Data items:
++++++++++

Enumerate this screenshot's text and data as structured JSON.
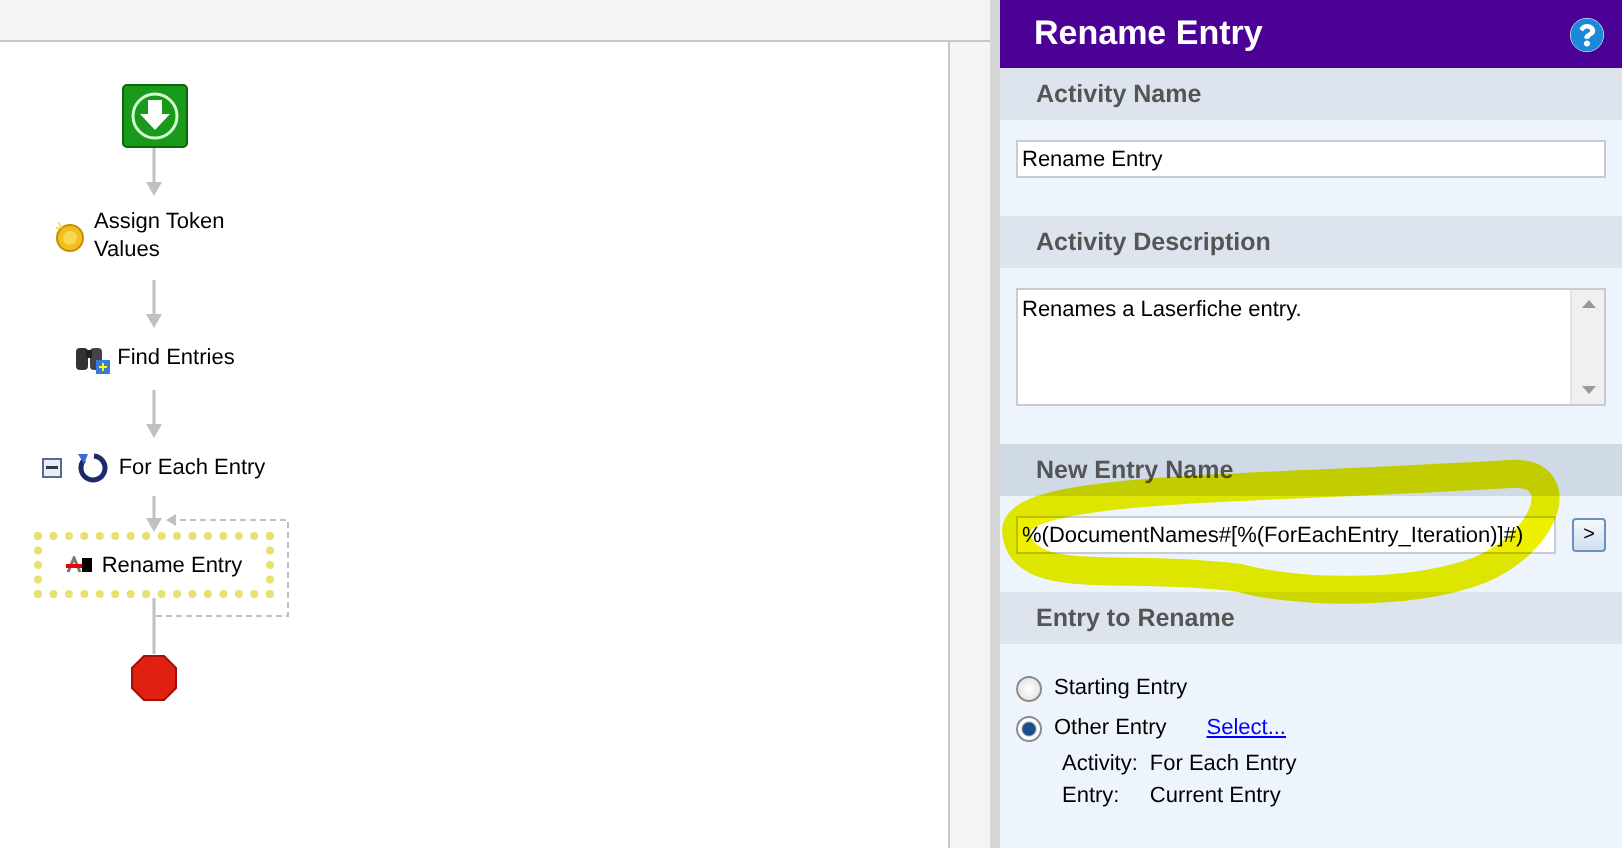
{
  "workflow": [
    {
      "kind": "start"
    },
    {
      "kind": "tokens",
      "label": "Assign Token Values",
      "selected": false
    },
    {
      "kind": "search",
      "label": "Find Entries",
      "selected": false
    },
    {
      "kind": "loop",
      "label": "For Each Entry",
      "expanded": true,
      "selected": false
    },
    {
      "kind": "rename",
      "label": "Rename Entry",
      "selected": true
    },
    {
      "kind": "stop"
    }
  ],
  "properties": {
    "title": "Rename Entry",
    "sections": [
      {
        "kind": "input",
        "heading": "Activity Name",
        "value": "Rename Entry"
      },
      {
        "kind": "textarea",
        "heading": "Activity Description",
        "value": "Renames a Laserfiche entry."
      },
      {
        "kind": "token_input",
        "heading": "New Entry Name",
        "value": "%(DocumentNames#[%(ForEachEntry_Iteration)]#)",
        "button": ">"
      },
      {
        "kind": "choice",
        "heading": "Entry to Rename",
        "options": [
          {
            "label": "Starting Entry",
            "selected": false
          },
          {
            "label": "Other Entry",
            "selected": true,
            "link": "Select..."
          }
        ],
        "details": [
          {
            "label": "Activity:",
            "value": "For Each Entry"
          },
          {
            "label": "Entry:",
            "value": "Current Entry"
          }
        ]
      }
    ]
  }
}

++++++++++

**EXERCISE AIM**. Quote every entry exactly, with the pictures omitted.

**ANSWER SPACE**.
Enumerate this screenshot's text and data as structured JSON.
{
  "workflow": [
    {
      "kind": "start"
    },
    {
      "kind": "tokens",
      "label": "Assign Token Values",
      "selected": false
    },
    {
      "kind": "search",
      "label": "Find Entries",
      "selected": false
    },
    {
      "kind": "loop",
      "label": "For Each Entry",
      "expanded": true,
      "selected": false
    },
    {
      "kind": "rename",
      "label": "Rename Entry",
      "selected": true
    },
    {
      "kind": "stop"
    }
  ],
  "properties": {
    "title": "Rename Entry",
    "sections": [
      {
        "kind": "input",
        "heading": "Activity Name",
        "value": "Rename Entry"
      },
      {
        "kind": "textarea",
        "heading": "Activity Description",
        "value": "Renames a Laserfiche entry."
      },
      {
        "kind": "token_input",
        "heading": "New Entry Name",
        "value": "%(DocumentNames#[%(ForEachEntry_Iteration)]#)",
        "button": ">"
      },
      {
        "kind": "choice",
        "heading": "Entry to Rename",
        "options": [
          {
            "label": "Starting Entry",
            "selected": false
          },
          {
            "label": "Other Entry",
            "selected": true,
            "link": "Select..."
          }
        ],
        "details": [
          {
            "label": "Activity:",
            "value": "For Each Entry"
          },
          {
            "label": "Entry:",
            "value": "Current Entry"
          }
        ]
      }
    ]
  }
}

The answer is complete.